Scan the lines below for "워드프레스" and copy the matches.
[MATERIALS PROVIDED — start]
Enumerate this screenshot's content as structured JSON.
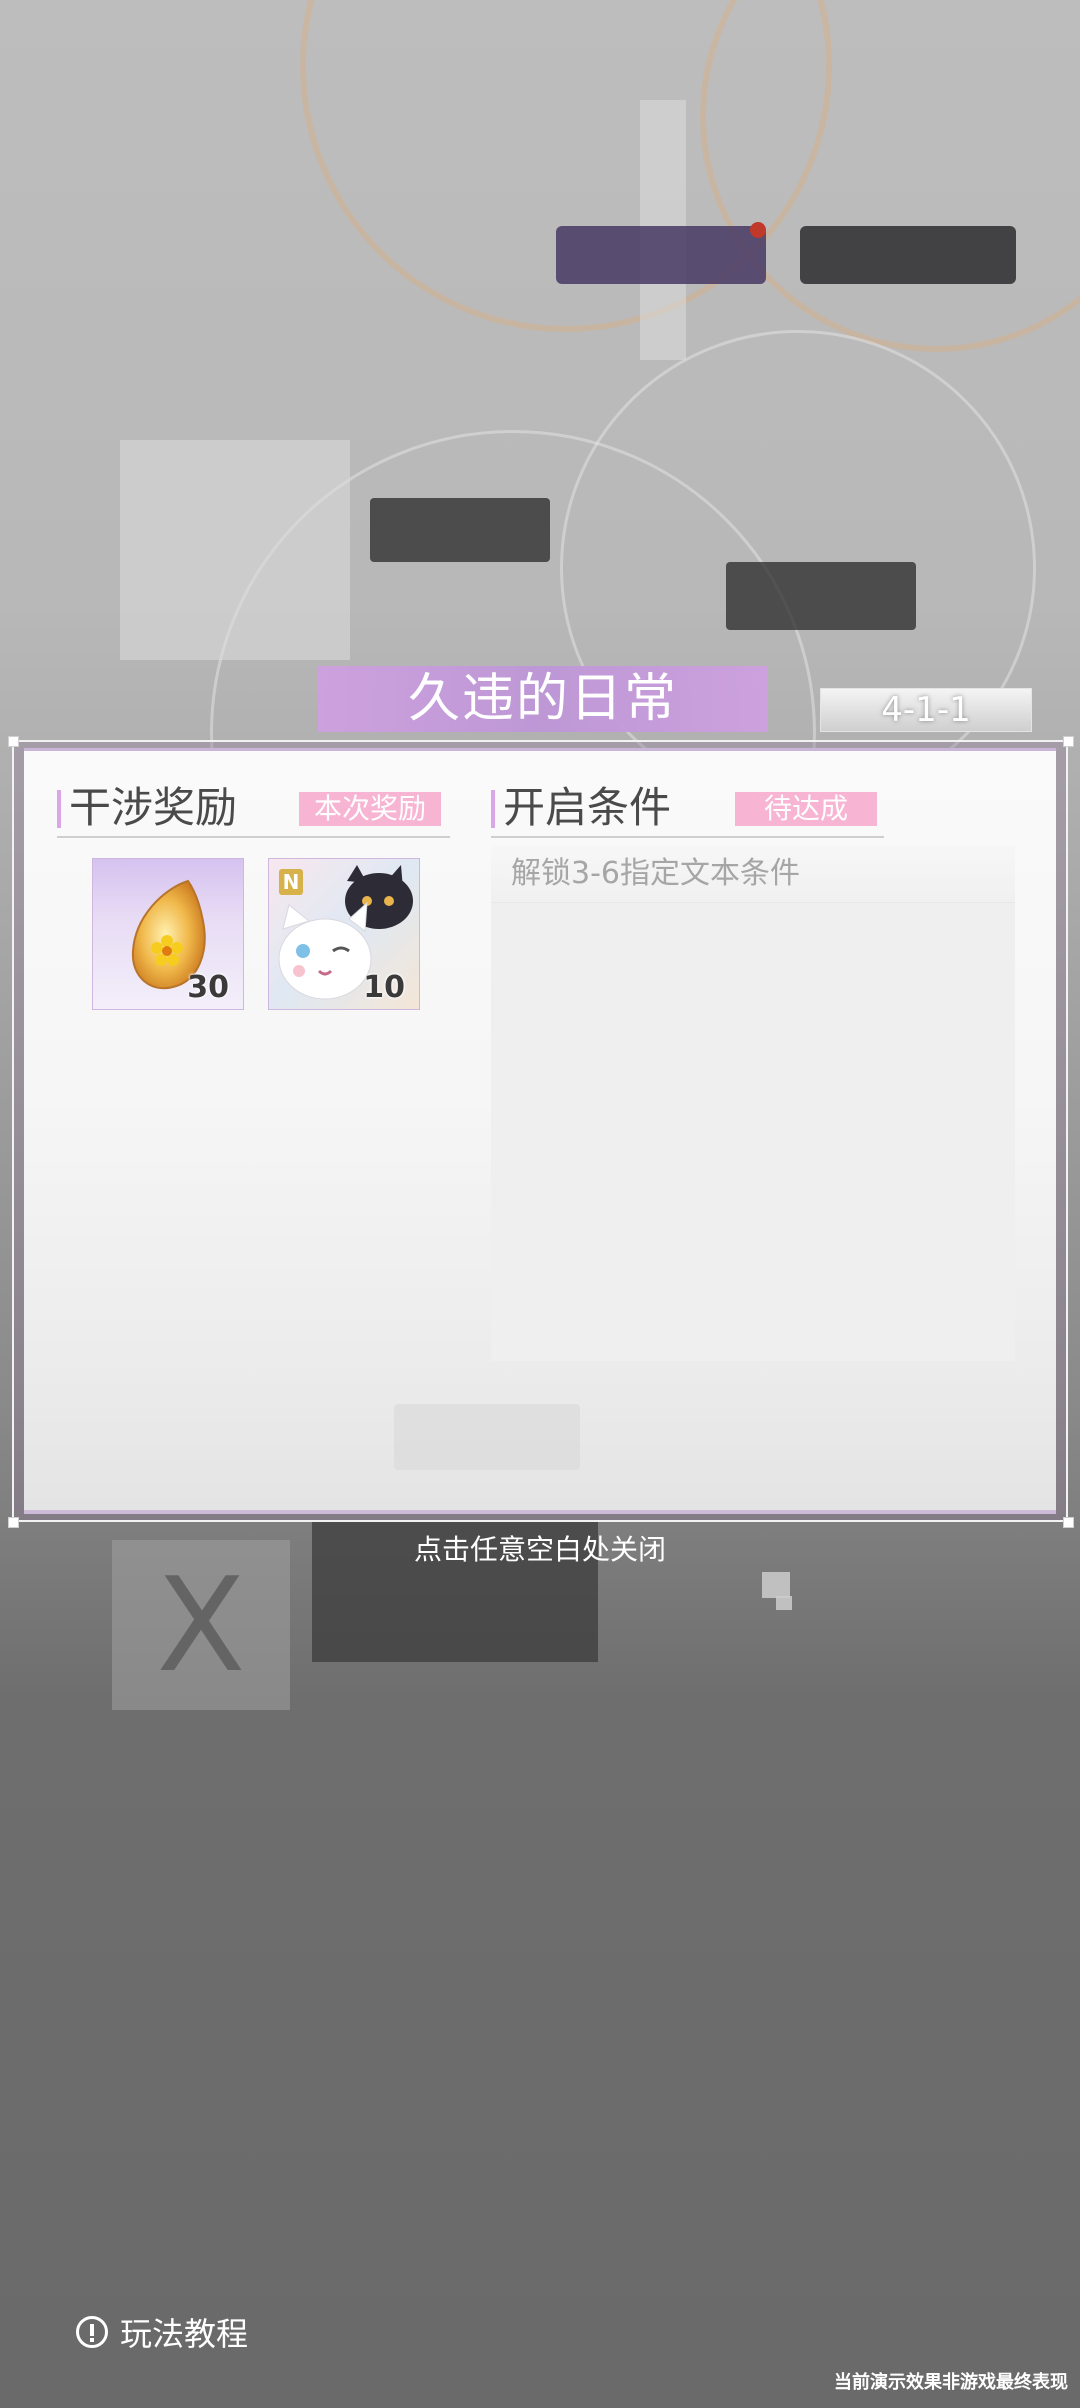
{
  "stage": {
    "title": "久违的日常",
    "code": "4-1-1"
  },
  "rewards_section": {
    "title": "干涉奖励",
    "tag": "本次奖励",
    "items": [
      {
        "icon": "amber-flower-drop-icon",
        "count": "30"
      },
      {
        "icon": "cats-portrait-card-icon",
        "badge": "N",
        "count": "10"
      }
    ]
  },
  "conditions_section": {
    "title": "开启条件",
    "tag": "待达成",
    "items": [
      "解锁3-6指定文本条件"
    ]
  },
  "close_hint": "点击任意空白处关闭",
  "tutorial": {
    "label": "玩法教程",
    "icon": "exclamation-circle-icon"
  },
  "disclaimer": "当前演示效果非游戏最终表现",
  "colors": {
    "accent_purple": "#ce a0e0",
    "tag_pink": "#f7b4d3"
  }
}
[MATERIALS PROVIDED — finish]
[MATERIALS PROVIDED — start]
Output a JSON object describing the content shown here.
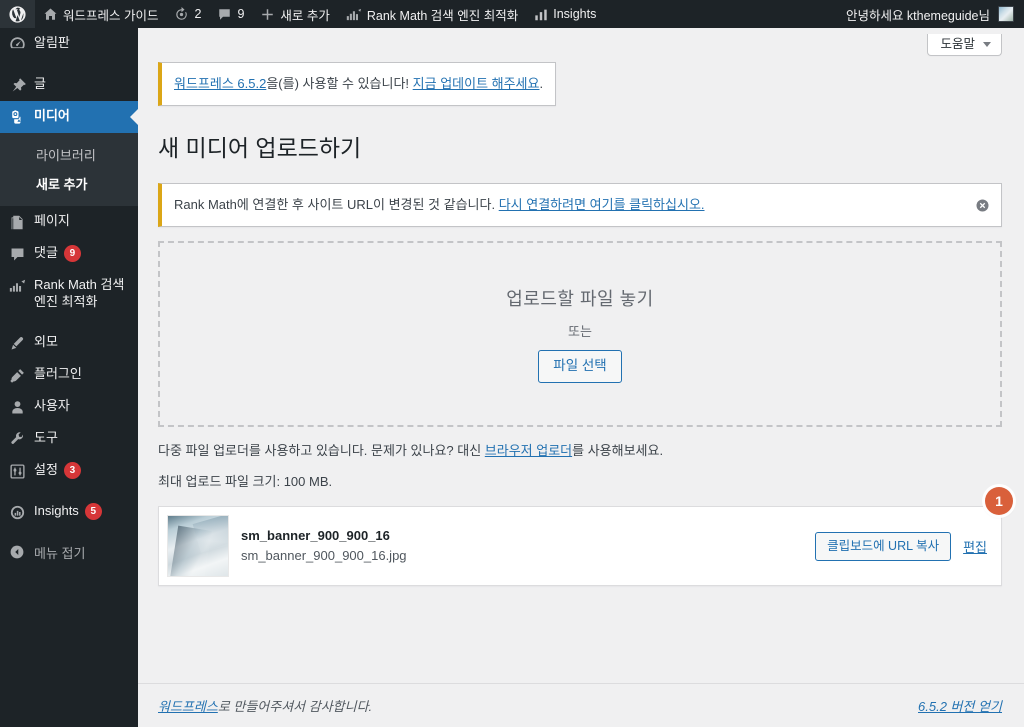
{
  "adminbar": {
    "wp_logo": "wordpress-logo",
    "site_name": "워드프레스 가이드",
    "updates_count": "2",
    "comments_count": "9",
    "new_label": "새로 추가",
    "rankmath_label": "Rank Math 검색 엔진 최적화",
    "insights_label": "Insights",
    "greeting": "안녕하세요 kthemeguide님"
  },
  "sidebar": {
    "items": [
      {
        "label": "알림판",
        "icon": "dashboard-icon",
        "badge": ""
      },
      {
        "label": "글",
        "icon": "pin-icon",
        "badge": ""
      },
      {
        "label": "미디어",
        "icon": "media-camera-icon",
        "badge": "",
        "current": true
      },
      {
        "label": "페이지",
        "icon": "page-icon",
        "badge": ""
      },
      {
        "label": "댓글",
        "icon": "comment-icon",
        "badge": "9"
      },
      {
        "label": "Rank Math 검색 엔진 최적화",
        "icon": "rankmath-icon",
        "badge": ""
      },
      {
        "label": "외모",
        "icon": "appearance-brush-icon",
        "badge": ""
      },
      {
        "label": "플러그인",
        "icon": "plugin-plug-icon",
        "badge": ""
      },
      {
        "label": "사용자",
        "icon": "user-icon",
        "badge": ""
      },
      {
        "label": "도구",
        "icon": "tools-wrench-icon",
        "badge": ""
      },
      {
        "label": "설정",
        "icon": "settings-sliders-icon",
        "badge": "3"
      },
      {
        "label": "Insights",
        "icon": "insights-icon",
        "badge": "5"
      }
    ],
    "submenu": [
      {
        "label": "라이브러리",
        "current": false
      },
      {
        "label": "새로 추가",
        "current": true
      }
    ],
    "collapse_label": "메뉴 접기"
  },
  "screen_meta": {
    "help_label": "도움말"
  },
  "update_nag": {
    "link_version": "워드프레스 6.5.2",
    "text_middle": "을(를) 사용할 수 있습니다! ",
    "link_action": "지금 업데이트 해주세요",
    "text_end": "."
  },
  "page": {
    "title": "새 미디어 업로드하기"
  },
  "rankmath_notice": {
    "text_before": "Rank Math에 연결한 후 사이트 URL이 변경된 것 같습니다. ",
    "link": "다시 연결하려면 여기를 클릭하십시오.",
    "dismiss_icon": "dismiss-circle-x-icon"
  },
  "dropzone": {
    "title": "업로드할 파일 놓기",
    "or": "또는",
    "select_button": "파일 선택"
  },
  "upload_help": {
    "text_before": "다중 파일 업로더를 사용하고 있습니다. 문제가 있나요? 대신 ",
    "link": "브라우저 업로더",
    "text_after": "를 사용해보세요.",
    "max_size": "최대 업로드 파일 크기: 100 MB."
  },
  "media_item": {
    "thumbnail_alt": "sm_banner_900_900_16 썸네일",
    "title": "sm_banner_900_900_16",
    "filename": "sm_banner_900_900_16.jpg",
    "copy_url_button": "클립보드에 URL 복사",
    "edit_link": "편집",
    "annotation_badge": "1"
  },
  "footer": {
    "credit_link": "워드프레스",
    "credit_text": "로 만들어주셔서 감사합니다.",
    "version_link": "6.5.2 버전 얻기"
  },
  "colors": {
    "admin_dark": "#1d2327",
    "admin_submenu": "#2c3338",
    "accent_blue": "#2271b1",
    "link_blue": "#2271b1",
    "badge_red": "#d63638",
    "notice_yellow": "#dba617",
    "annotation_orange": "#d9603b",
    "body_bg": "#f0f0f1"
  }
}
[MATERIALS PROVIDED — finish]
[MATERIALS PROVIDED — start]
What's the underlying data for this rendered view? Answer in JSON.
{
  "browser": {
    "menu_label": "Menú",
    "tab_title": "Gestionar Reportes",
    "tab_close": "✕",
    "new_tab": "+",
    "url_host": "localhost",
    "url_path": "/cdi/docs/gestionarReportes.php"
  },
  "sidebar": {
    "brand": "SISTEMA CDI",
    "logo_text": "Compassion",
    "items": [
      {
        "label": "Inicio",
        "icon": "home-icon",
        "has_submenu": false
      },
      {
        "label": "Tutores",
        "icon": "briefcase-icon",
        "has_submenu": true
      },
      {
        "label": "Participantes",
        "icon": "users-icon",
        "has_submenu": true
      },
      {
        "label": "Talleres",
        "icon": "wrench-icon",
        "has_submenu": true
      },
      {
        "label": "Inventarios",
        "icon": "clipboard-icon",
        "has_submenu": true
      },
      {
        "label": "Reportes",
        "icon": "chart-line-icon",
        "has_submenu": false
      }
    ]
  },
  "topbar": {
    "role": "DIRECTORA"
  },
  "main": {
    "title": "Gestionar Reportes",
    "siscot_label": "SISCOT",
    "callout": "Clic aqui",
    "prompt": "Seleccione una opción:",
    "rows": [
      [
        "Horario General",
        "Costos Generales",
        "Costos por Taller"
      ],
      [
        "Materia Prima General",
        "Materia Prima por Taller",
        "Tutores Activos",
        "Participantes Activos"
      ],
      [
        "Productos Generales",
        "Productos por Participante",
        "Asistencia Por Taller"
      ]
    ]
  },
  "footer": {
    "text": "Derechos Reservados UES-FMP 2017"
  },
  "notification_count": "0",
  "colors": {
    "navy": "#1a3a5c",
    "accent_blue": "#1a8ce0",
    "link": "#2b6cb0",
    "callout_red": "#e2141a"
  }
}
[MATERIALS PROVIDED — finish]
- _SOLUTION FOR THIS PROBLEM_:
    "site_name": "워드프레스 가이드",
    "link_version": "워드프레스 6.5.2",
    "credit_link": "워드프레스",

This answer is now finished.